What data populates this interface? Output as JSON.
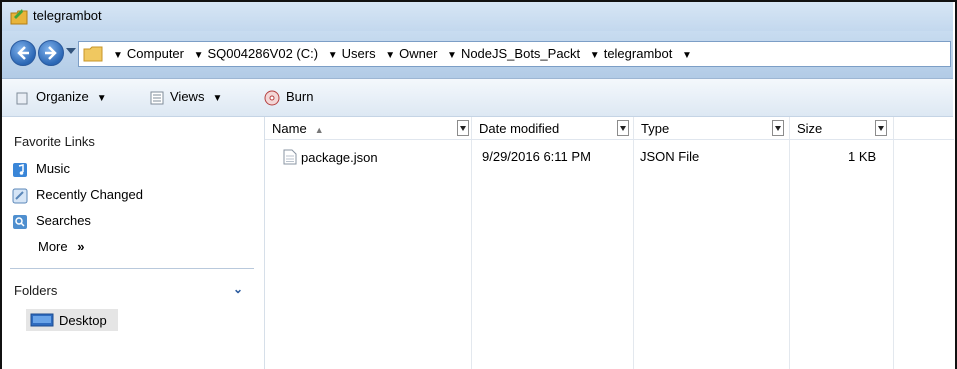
{
  "window": {
    "title": "telegrambot"
  },
  "address": {
    "crumbs": [
      "Computer",
      "SQ004286V02 (C:)",
      "Users",
      "Owner",
      "NodeJS_Bots_Packt",
      "telegrambot"
    ]
  },
  "toolbar": {
    "organize_label": "Organize",
    "views_label": "Views",
    "burn_label": "Burn"
  },
  "sidebar": {
    "favorites_title": "Favorite Links",
    "items": [
      {
        "label": "Music",
        "icon": "music-icon"
      },
      {
        "label": "Recently Changed",
        "icon": "recent-icon"
      },
      {
        "label": "Searches",
        "icon": "search-folder-icon"
      }
    ],
    "more_label": "More",
    "more_glyph": "»",
    "folders_title": "Folders",
    "folders_chevron": "⌄",
    "desktop_label": "Desktop"
  },
  "file_list": {
    "columns": [
      "Name",
      "Date modified",
      "Type",
      "Size"
    ],
    "sort_indicator": "▲",
    "rows": [
      {
        "name": "package.json",
        "date": "9/29/2016 6:11 PM",
        "type": "JSON File",
        "size": "1 KB"
      }
    ]
  },
  "colors": {
    "titlebar": "#c3d8ee",
    "addressbar": "#b2cbe6",
    "accent": "#2b67b5"
  }
}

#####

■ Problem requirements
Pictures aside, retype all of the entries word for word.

■ Solution for this exercise
What data populates this interface? Output as JSON.
{
  "window": {
    "title": "telegrambot"
  },
  "address": {
    "crumbs": [
      "Computer",
      "SQ004286V02 (C:)",
      "Users",
      "Owner",
      "NodeJS_Bots_Packt",
      "telegrambot"
    ]
  },
  "toolbar": {
    "organize_label": "Organize",
    "views_label": "Views",
    "burn_label": "Burn"
  },
  "sidebar": {
    "favorites_title": "Favorite Links",
    "items": [
      {
        "label": "Music",
        "icon": "music-icon"
      },
      {
        "label": "Recently Changed",
        "icon": "recent-icon"
      },
      {
        "label": "Searches",
        "icon": "search-folder-icon"
      }
    ],
    "more_label": "More",
    "more_glyph": "»",
    "folders_title": "Folders",
    "folders_chevron": "⌄",
    "desktop_label": "Desktop"
  },
  "file_list": {
    "columns": [
      "Name",
      "Date modified",
      "Type",
      "Size"
    ],
    "sort_indicator": "▲",
    "rows": [
      {
        "name": "package.json",
        "date": "9/29/2016 6:11 PM",
        "type": "JSON File",
        "size": "1 KB"
      }
    ]
  },
  "colors": {
    "titlebar": "#c3d8ee",
    "addressbar": "#b2cbe6",
    "accent": "#2b67b5"
  }
}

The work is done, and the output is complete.